If you have ever done a foundation session with me, one of the first things I tell you is that I can see your life story in your overhead squat. An overhead squat is one of the tools we as coaches use to assess mobility issues. The more mobility issues you have the harder an overhead squat will be. Having poor mobility in one area will make it hard enough, having poor mobility in multiple areas will make it incredibly difficult. When you perform a Back or a Front Squat the weight is being supported by the bones and muscles in your torso. When you perform an Overhead Squat the weight is being balanced by just your wrist, making it not only a strength exercise but also a balancing act. Like the game JENGA, the more unstable and misaligned the lower levels are, the harder it is to stack. You must have a stable base of support to do an overhead squat with any considerable load. The more areas in your body that are not properly in line, the harder it is to balance the weight. With other movements you can learn to work around limitations your mobility creates. With the overhead squat you can’t work around them as well. To improve the overhead squat you must improve ALL areas of your mobility.
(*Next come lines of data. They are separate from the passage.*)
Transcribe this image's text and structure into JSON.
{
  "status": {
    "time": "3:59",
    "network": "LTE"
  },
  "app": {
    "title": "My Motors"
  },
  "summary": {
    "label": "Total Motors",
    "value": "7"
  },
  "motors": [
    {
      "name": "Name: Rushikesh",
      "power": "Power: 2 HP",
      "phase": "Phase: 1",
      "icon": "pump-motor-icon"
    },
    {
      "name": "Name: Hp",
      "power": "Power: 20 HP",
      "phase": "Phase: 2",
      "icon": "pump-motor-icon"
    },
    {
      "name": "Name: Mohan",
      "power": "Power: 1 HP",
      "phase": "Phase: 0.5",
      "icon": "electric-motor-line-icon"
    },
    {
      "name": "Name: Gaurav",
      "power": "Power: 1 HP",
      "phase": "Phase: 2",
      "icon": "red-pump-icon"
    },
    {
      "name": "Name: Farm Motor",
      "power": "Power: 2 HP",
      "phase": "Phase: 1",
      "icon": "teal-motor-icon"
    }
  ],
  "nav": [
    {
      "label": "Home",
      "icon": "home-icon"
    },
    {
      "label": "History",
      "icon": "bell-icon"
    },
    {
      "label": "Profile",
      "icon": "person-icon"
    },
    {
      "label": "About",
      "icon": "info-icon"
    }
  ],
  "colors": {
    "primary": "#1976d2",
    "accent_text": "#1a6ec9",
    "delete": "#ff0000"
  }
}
The most hated and feared of them all. The combination of a hip hinge, plank, push-up, and a jump. Why do we do these so much? Functionally, it is how you get off the ground if you fall down. We want you to effortlessly be able to go to the ground and get back up quickly and we want you to carry that ability throughout your life into old age. From a mental or emotional aspect it tests how many times you can fall and pick yourself up. What’s the number before you give up and stay on the ground? Is it 5? 10? 500? There shouldn’t be an answer. You should always fight to get back on your feet no matter how many times you get knocked down. It doesn’t have to be fast or even that pretty, but you have to get up. If you go in burpees with the mindset of “Nothing is going to keep me on the ground!” they will feel much better and be less mentally draining than if you go into it with the mindset of “This Sucks! God, Why am I being punished???” Also breathe! Every rep. You’re doing 4 movements at once. You need air in your lungs or you’re going to get dizzy and fatigue fast. Pace your burpees with your breathing. It will feel like you’re going slowly, but you won’t tire out near as fast. With big sets, slower constant reps will take less time than a few very fast reps and then long breaks to catch your breath.